**Records provided:**

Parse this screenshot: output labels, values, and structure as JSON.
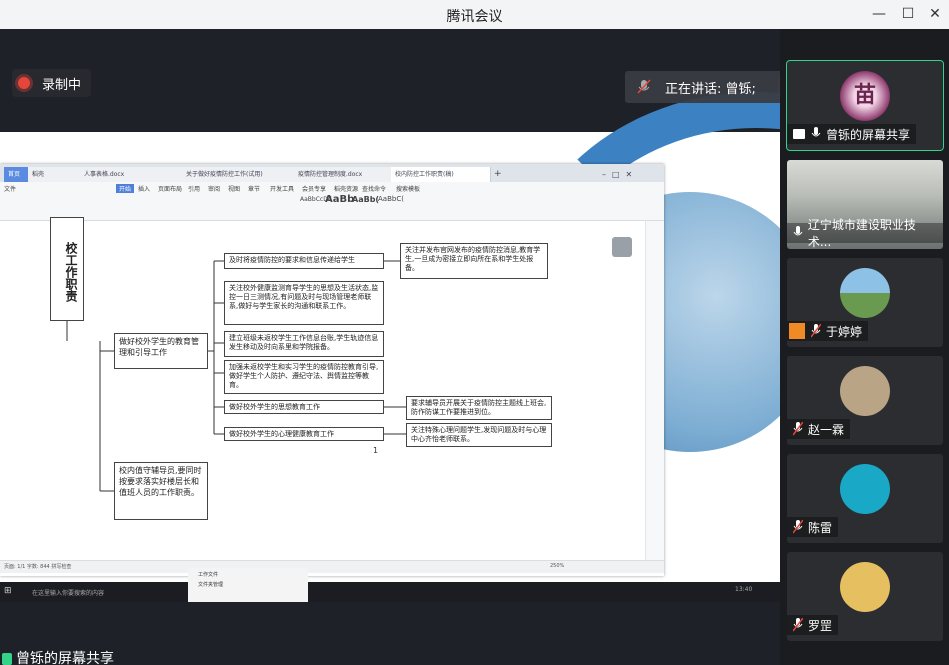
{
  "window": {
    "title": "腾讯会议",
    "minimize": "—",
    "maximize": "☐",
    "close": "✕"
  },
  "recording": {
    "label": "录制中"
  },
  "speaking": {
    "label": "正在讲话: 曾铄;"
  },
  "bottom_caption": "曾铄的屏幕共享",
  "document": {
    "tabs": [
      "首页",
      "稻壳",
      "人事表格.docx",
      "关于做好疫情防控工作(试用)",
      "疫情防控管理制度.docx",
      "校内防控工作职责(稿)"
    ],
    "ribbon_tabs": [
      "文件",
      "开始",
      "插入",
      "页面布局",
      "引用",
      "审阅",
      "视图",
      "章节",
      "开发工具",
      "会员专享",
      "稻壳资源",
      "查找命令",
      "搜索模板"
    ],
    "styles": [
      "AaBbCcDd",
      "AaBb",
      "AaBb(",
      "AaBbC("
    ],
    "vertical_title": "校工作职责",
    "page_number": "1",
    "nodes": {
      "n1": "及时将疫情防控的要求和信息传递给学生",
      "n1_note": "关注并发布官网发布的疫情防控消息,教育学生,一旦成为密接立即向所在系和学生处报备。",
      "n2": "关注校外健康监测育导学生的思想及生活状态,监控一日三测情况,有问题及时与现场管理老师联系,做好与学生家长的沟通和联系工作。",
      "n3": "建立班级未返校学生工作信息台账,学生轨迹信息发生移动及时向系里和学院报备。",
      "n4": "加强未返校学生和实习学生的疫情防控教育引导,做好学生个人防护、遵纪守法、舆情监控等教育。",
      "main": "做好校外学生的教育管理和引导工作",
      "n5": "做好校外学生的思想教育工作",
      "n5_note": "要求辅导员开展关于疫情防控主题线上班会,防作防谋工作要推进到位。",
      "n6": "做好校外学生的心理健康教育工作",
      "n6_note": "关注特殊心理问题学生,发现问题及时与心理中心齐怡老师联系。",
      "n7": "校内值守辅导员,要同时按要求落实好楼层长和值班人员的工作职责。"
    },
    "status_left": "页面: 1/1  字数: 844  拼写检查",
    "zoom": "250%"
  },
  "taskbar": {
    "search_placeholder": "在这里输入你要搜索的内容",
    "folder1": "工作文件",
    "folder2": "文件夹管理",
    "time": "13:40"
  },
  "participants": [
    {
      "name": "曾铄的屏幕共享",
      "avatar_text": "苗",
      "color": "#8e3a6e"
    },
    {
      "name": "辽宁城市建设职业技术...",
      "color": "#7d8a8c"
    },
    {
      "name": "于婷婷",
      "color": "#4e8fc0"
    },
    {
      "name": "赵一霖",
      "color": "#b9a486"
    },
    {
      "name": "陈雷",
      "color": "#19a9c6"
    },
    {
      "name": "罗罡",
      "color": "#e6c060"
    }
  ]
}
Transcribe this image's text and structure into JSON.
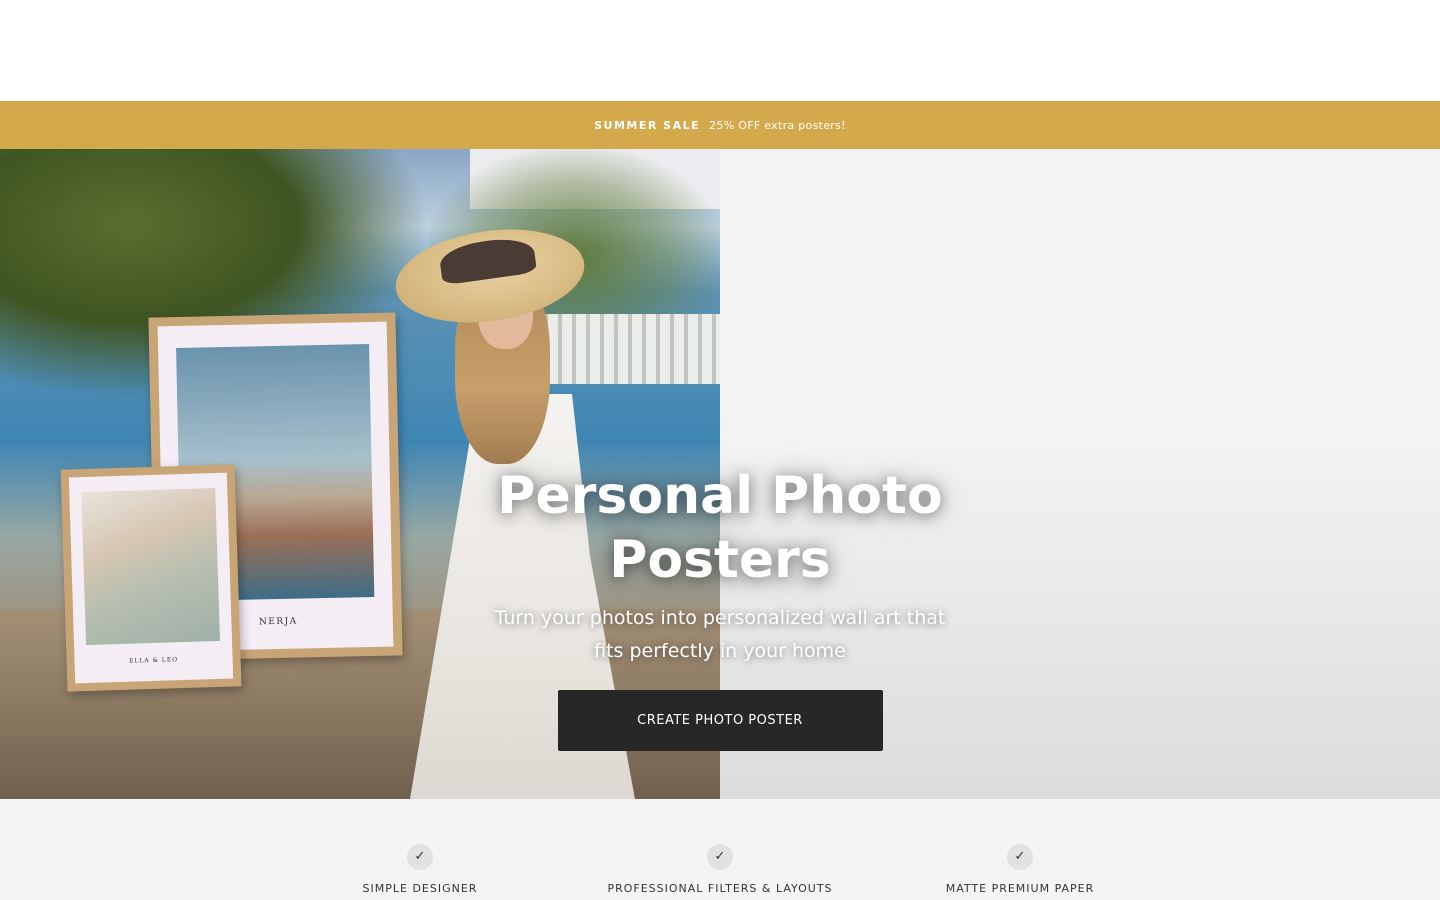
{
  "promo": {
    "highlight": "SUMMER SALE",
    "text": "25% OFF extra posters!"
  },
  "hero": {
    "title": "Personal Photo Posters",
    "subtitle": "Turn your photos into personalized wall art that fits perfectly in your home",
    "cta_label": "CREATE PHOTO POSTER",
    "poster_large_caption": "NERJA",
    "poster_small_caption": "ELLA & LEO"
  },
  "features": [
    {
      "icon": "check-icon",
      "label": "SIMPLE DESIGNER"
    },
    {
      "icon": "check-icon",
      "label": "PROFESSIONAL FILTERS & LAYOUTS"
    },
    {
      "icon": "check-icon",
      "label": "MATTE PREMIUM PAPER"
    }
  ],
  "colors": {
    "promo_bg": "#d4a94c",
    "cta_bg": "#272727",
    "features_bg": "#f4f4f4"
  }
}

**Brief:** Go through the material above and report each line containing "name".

**Exercise answer:**
      "name": "曾铄的屏幕共享",
      "name": "辽宁城市建设职业技术...",
      "name": "于婷婷",
      "name": "赵一霖",
      "name": "陈雷",
      "name": "罗罡",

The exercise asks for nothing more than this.